— What is required —
Every entry must be repeated exactly. Exclude all pictures.

— Material provided —
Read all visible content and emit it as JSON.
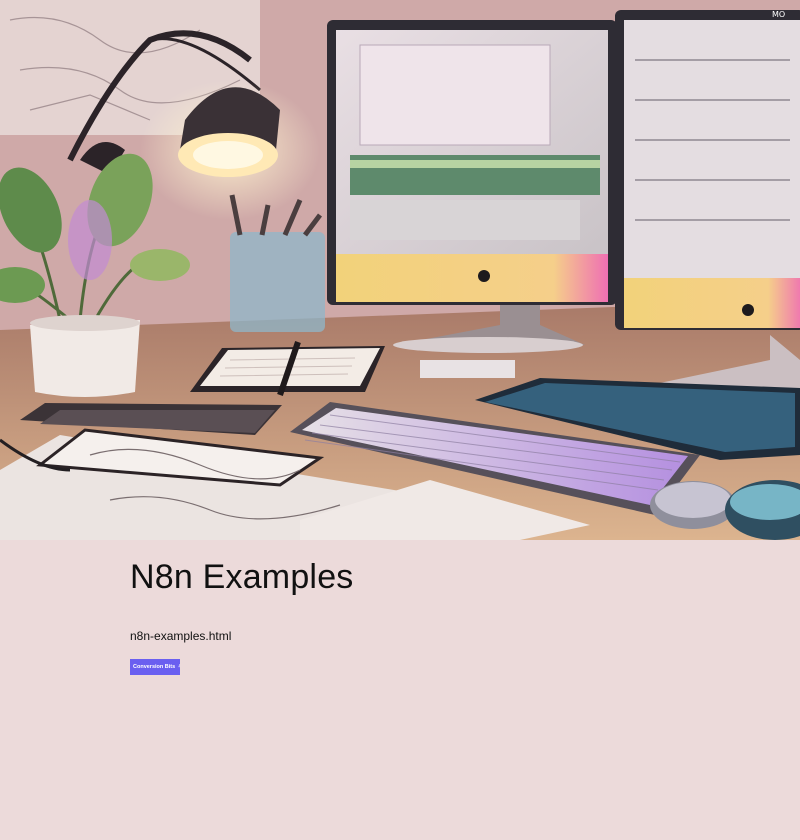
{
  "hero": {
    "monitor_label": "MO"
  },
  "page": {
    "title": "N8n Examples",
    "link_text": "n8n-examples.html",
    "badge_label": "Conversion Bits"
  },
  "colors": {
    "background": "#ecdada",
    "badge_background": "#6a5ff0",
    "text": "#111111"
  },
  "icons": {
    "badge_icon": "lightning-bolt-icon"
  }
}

— Result —
Read all visible content and emit it as JSON.
{
  "hero": {
    "monitor_label": "MO"
  },
  "page": {
    "title": "N8n Examples",
    "link_text": "n8n-examples.html",
    "badge_label": "Conversion Bits"
  },
  "colors": {
    "background": "#ecdada",
    "badge_background": "#6a5ff0",
    "text": "#111111"
  },
  "icons": {
    "badge_icon": "lightning-bolt-icon"
  }
}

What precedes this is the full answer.